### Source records
━━━━
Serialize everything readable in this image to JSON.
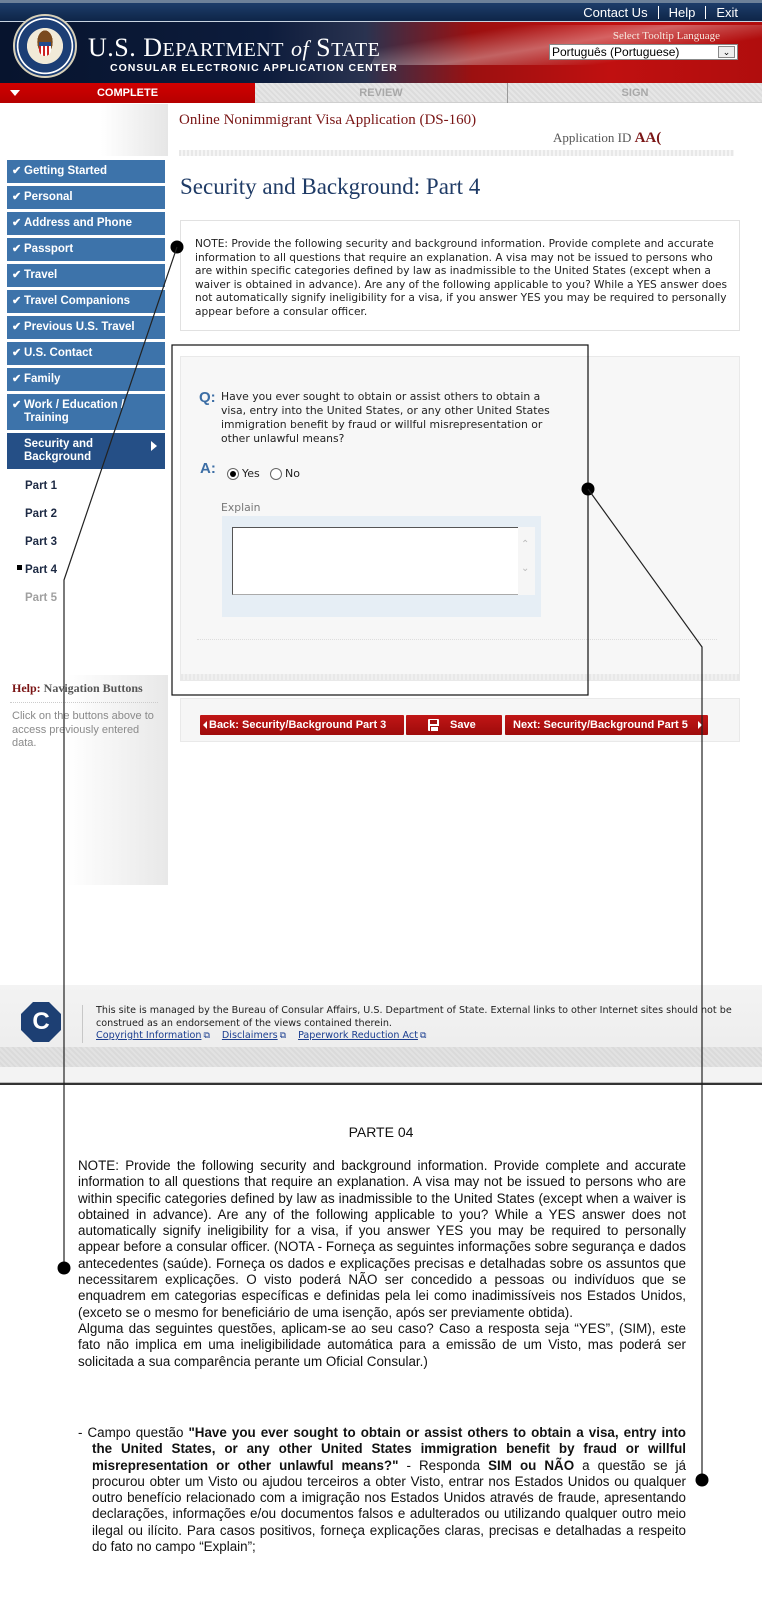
{
  "header": {
    "top_links": [
      "Contact Us",
      "Help",
      "Exit"
    ],
    "dept_title_us": "U.S. D",
    "dept_title_partment": "EPARTMENT",
    "dept_title_of": "of",
    "dept_title_s": "S",
    "dept_title_tate": "TATE",
    "subtitle": "CONSULAR ELECTRONIC APPLICATION CENTER",
    "tooltip_language_label": "Select Tooltip Language",
    "tooltip_language_value": "Português (Portuguese)"
  },
  "progress_tabs": [
    {
      "label": "COMPLETE",
      "state": "active"
    },
    {
      "label": "REVIEW",
      "state": "inactive"
    },
    {
      "label": "SIGN",
      "state": "inactive"
    }
  ],
  "main": {
    "app_title": "Online Nonimmigrant Visa Application (DS-160)",
    "app_id_label": "Application ID",
    "app_id_value": "AA(",
    "page_title": "Security and Background: Part 4",
    "note": "NOTE: Provide the following security and background information. Provide complete and accurate information to all questions that require an explanation. A visa may not be issued to persons who are within specific categories defined by law as inadmissible to the United States (except when a waiver is obtained in advance). Are any of the following applicable to you? While a YES answer does not automatically signify ineligibility for a visa, if you answer YES you may be required to personally appear before a consular officer.",
    "question": {
      "q_label": "Q:",
      "text": "Have you ever sought to obtain or assist others to obtain a visa, entry into the United States, or any other United States immigration benefit by fraud or willful misrepresentation or other unlawful means?",
      "a_label": "A:",
      "options": [
        "Yes",
        "No"
      ],
      "selected": "Yes",
      "explain_label": "Explain",
      "explain_value": ""
    },
    "buttons": {
      "back": "Back: Security/Background Part 3",
      "save": "Save",
      "next": "Next: Security/Background Part 5"
    }
  },
  "sidebar": {
    "items": [
      {
        "label": "Getting Started",
        "completed": true
      },
      {
        "label": "Personal",
        "completed": true
      },
      {
        "label": "Address and Phone",
        "completed": true
      },
      {
        "label": "Passport",
        "completed": true
      },
      {
        "label": "Travel",
        "completed": true
      },
      {
        "label": "Travel Companions",
        "completed": true
      },
      {
        "label": "Previous U.S. Travel",
        "completed": true
      },
      {
        "label": "U.S. Contact",
        "completed": true
      },
      {
        "label": "Family",
        "completed": true
      },
      {
        "label": "Work / Education / Training",
        "completed": true
      },
      {
        "label": "Security and Background",
        "current": true
      }
    ],
    "sub_items": [
      {
        "label": "Part 1"
      },
      {
        "label": "Part 2"
      },
      {
        "label": "Part 3"
      },
      {
        "label": "Part 4",
        "current": true
      },
      {
        "label": "Part 5",
        "disabled": true
      }
    ],
    "help": {
      "title_prefix": "Help:",
      "title": "Navigation Buttons",
      "text": "Click on the buttons above to access previously entered data."
    }
  },
  "footer": {
    "logo_letter": "C",
    "text": "This site is managed by the Bureau of Consular Affairs, U.S. Department of State. External links to other Internet sites should not be construed as an endorsement of the views contained therein.",
    "links": [
      "Copyright Information",
      "Disclaimers",
      "Paperwork Reduction Act"
    ]
  },
  "annotation_doc": {
    "title": "PARTE 04",
    "paragraph1": "NOTE: Provide the following security and background information. Provide complete and accurate information to all questions that require an explanation. A visa may not be issued to persons who are within specific categories defined by law as inadmissible to the United States (except when a waiver is obtained in advance). Are any of the following applicable to you? While a YES answer does not automatically signify ineligibility for a visa, if you answer YES you may be required to personally appear before a consular officer. (NOTA - Forneça as seguintes informações sobre segurança e dados antecedentes (saúde). Forneça os dados e explicações precisas e detalhadas sobre os assuntos que necessitarem explicações. O visto poderá NÃO ser concedido a pessoas ou indivíduos que se enquadrem em categorias específicas e definidas pela lei como inadimissíveis nos Estados Unidos, (exceto se o mesmo for beneficiário de uma isenção, após ser previamente obtida).",
    "paragraph2": "Alguma das seguintes questões, aplicam-se ao seu caso? Caso a resposta seja “YES”, (SIM), este fato não implica em uma ineligibilidade automática para a emissão de um Visto, mas poderá ser solicitada a sua comparência perante um Oficial Consular.)",
    "item_prefix": "- Campo questão ",
    "item_question": "\"Have you ever sought to obtain or assist others to obtain a visa, entry into the United States, or any other United States immigration benefit by fraud or willful misrepresentation or other unlawful means?\"",
    "item_mid": " - Responda ",
    "item_sim_nao": "SIM ou NÃO",
    "item_rest": " a questão se já procurou obter um Visto ou ajudou terceiros a obter Visto, entrar nos Estados Unidos ou qualquer outro benefício relacionado com a imigração nos Estados Unidos através de fraude, apresentando declarações, informações e/ou documentos falsos e adulterados ou utilizando qualquer outro meio ilegal ou ilícito. Para casos positivos, forneça explicações claras, precisas e detalhadas a respeito do fato no campo “Explain”;"
  }
}
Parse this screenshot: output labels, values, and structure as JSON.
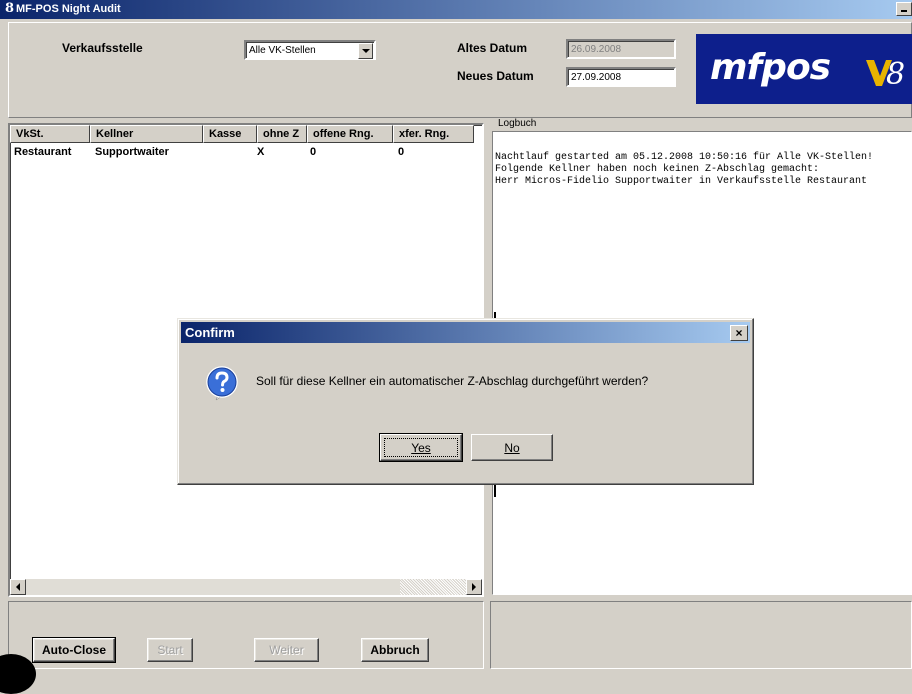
{
  "window": {
    "title": "MF-POS Night Audit"
  },
  "header": {
    "verkaufsstelle_label": "Verkaufsstelle",
    "verkaufsstelle_value": "Alle VK-Stellen",
    "altes_datum_label": "Altes Datum",
    "altes_datum_value": "26.09.2008",
    "neues_datum_label": "Neues Datum",
    "neues_datum_value": "27.09.2008",
    "logo_text": "mfpos",
    "logo_version": "8"
  },
  "table": {
    "columns": [
      "VkSt.",
      "Kellner",
      "Kasse",
      "ohne Z",
      "offene Rng.",
      "xfer. Rng."
    ],
    "rows": [
      {
        "vkst": "Restaurant",
        "kellner": "Supportwaiter",
        "kasse": "",
        "ohne_z": "X",
        "offene": "0",
        "xfer": "0"
      }
    ]
  },
  "logbuch": {
    "title": "Logbuch",
    "lines": [
      "Nachtlauf gestarted am 05.12.2008 10:50:16 für Alle VK-Stellen!",
      "Folgende Kellner haben noch keinen Z-Abschlag gemacht:",
      "Herr Micros-Fidelio Supportwaiter in Verkaufsstelle Restaurant"
    ]
  },
  "buttons": {
    "autoclose": "Auto-Close",
    "start": "Start",
    "weiter": "Weiter",
    "abbruch": "Abbruch"
  },
  "dialog": {
    "title": "Confirm",
    "message": "Soll für diese Kellner ein automatischer Z-Abschlag durchgeführt werden?",
    "yes_label": "Yes",
    "no_label": "No",
    "close_glyph": "×",
    "icon": "question-icon"
  },
  "colors": {
    "titlebar_start": "#0a246a",
    "titlebar_end": "#a6caf0",
    "window_bg": "#d4d0c8",
    "logo_bg": "#0d1f8c"
  }
}
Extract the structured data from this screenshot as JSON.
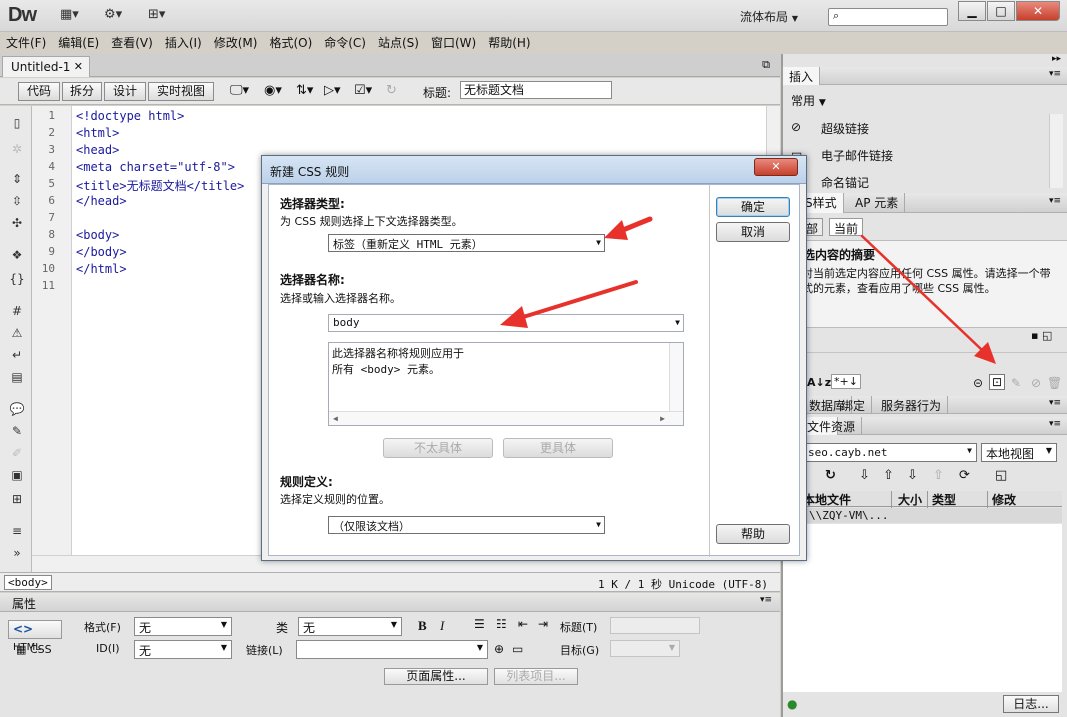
{
  "app": {
    "logo": "Dw",
    "layout": "流体布局",
    "layout_arrow": "▼"
  },
  "menu": [
    "文件(F)",
    "编辑(E)",
    "查看(V)",
    "插入(I)",
    "修改(M)",
    "格式(O)",
    "命令(C)",
    "站点(S)",
    "窗口(W)",
    "帮助(H)"
  ],
  "document": {
    "tab": "Untitled-1",
    "views": [
      "代码",
      "拆分",
      "设计",
      "实时视图"
    ],
    "title_label": "标题:",
    "title_value": "无标题文档",
    "line_numbers": [
      "1",
      "2",
      "3",
      "4",
      "5",
      "6",
      "7",
      "8",
      "9",
      "10",
      "11"
    ],
    "code_lines": [
      "<!doctype html>",
      "<html>",
      "<head>",
      "<meta charset=\"utf-8\">",
      "<title>无标题文档</title>",
      "</head>",
      "",
      "<body>",
      "</body>",
      "</html>",
      ""
    ]
  },
  "status": {
    "tag": "<body>",
    "info": "1 K / 1 秒 Unicode (UTF-8)"
  },
  "properties": {
    "title": "属性",
    "html_btn": "HTML",
    "css_btn": "CSS",
    "format_label": "格式(F)",
    "format_value": "无",
    "class_label": "类",
    "class_value": "无",
    "id_label": "ID(I)",
    "id_value": "无",
    "link_label": "链接(L)",
    "heading_label": "标题(T)",
    "target_label": "目标(G)",
    "bold": "B",
    "italic": "I",
    "page_props": "页面属性...",
    "list_item": "列表项目..."
  },
  "insert_panel": {
    "tab": "插入",
    "category": "常用",
    "items": [
      "超级链接",
      "电子邮件链接",
      "命名锚记"
    ]
  },
  "css_panel": {
    "tabs": [
      "CSS样式",
      "AP 元素"
    ],
    "subtabs": [
      "全部",
      "当前"
    ],
    "summary_title": "所选内容的摘要",
    "summary_text": "未对当前选定内容应用任何 CSS 属性。请选择一个带样式的元素，查看应用了哪些 CSS 属性。"
  },
  "files_panel": {
    "tabs_top": [
      "数据库",
      "绑定",
      "服务器行为"
    ],
    "tabs": [
      "文件",
      "资源"
    ],
    "site": "seo.cayb.net",
    "view": "本地视图",
    "columns": [
      "本地文件",
      "大小",
      "类型",
      "修改"
    ],
    "row": "\\\\ZQY-VM\\...",
    "log_btn": "日志..."
  },
  "dialog": {
    "title": "新建 CSS 规则",
    "selector_type_heading": "选择器类型:",
    "selector_type_desc": "为 CSS 规则选择上下文选择器类型。",
    "selector_type_value": "标签（重新定义 HTML 元素）",
    "selector_name_heading": "选择器名称:",
    "selector_name_desc": "选择或输入选择器名称。",
    "selector_name_value": "body",
    "selector_info_line1": "此选择器名称将规则应用于",
    "selector_info_line2": "所有 <body> 元素。",
    "less_specific": "不太具体",
    "more_specific": "更具体",
    "rule_def_heading": "规则定义:",
    "rule_def_desc": "选择定义规则的位置。",
    "rule_def_value": "（仅限该文档）",
    "ok": "确定",
    "cancel": "取消",
    "help": "帮助"
  },
  "colors": {
    "accent_arrow": "#e8312b",
    "code_tag": "#1a1a9e",
    "dialog_title": "#c8dbef"
  }
}
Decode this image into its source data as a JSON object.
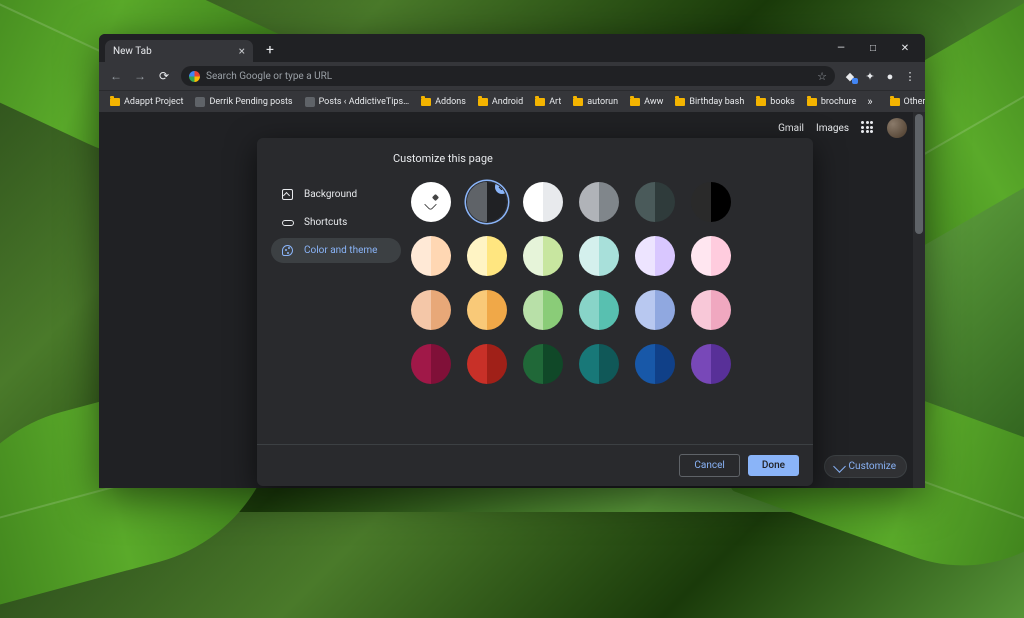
{
  "tab": {
    "title": "New Tab",
    "close": "×"
  },
  "new_tab_plus": "+",
  "win": {
    "min": "—",
    "max": "□",
    "close": "✕"
  },
  "omnibox": {
    "placeholder": "Search Google or type a URL"
  },
  "bookmarks": [
    {
      "label": "Adappt Project",
      "type": "folder"
    },
    {
      "label": "Derrik Pending posts",
      "type": "site"
    },
    {
      "label": "Posts ‹ AddictiveTips…",
      "type": "site"
    },
    {
      "label": "Addons",
      "type": "folder"
    },
    {
      "label": "Android",
      "type": "folder"
    },
    {
      "label": "Art",
      "type": "folder"
    },
    {
      "label": "autorun",
      "type": "folder"
    },
    {
      "label": "Aww",
      "type": "folder"
    },
    {
      "label": "Birthday bash",
      "type": "folder"
    },
    {
      "label": "books",
      "type": "folder"
    },
    {
      "label": "brochure",
      "type": "folder"
    }
  ],
  "bookmarks_overflow": "»",
  "other_bookmarks": "Other bookmarks",
  "top_links": {
    "gmail": "Gmail",
    "images": "Images"
  },
  "customize_button": "Customize",
  "dialog": {
    "title": "Customize this page",
    "sidebar": [
      {
        "label": "Background",
        "icon": "bg"
      },
      {
        "label": "Shortcuts",
        "icon": "link"
      },
      {
        "label": "Color and theme",
        "icon": "palette",
        "active": true
      }
    ],
    "cancel": "Cancel",
    "done": "Done"
  },
  "swatches": [
    {
      "type": "picker"
    },
    {
      "l": "#5f6368",
      "r": "#202124",
      "selected": true
    },
    {
      "l": "#ffffff",
      "r": "#e8eaed"
    },
    {
      "l": "#b0b3b8",
      "r": "#80868b"
    },
    {
      "l": "#4a5a5a",
      "r": "#2f3b3b"
    },
    {
      "l": "#2a2a2a",
      "r": "#000000"
    },
    {
      "l": "#ffe9d6",
      "r": "#ffd7b3"
    },
    {
      "l": "#fff4c4",
      "r": "#ffe680"
    },
    {
      "l": "#e6f4d9",
      "r": "#c8e6a0"
    },
    {
      "l": "#d4f0ed",
      "r": "#a8e0da"
    },
    {
      "l": "#ede4ff",
      "r": "#d9c7ff"
    },
    {
      "l": "#ffe6f0",
      "r": "#ffccde"
    },
    {
      "l": "#f4c7a8",
      "r": "#e8a878"
    },
    {
      "l": "#f9c978",
      "r": "#f0a848"
    },
    {
      "l": "#b8e0a8",
      "r": "#8acc78"
    },
    {
      "l": "#88d4c8",
      "r": "#58c0b0"
    },
    {
      "l": "#b8c8f0",
      "r": "#90a8e0"
    },
    {
      "l": "#f8c8d8",
      "r": "#f0a8c0"
    },
    {
      "l": "#a01848",
      "r": "#801038"
    },
    {
      "l": "#c83028",
      "r": "#a02018"
    },
    {
      "l": "#206838",
      "r": "#104828"
    },
    {
      "l": "#187878",
      "r": "#105858"
    },
    {
      "l": "#1858a8",
      "r": "#104088"
    },
    {
      "l": "#7848b8",
      "r": "#583098"
    }
  ]
}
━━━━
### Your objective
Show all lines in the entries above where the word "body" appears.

### Answer section
      "<body>",
      "</body>",
    "tag": "<body>",
    "selector_name_value": "body",
    "selector_info_line2": "所有 <body> 元素。",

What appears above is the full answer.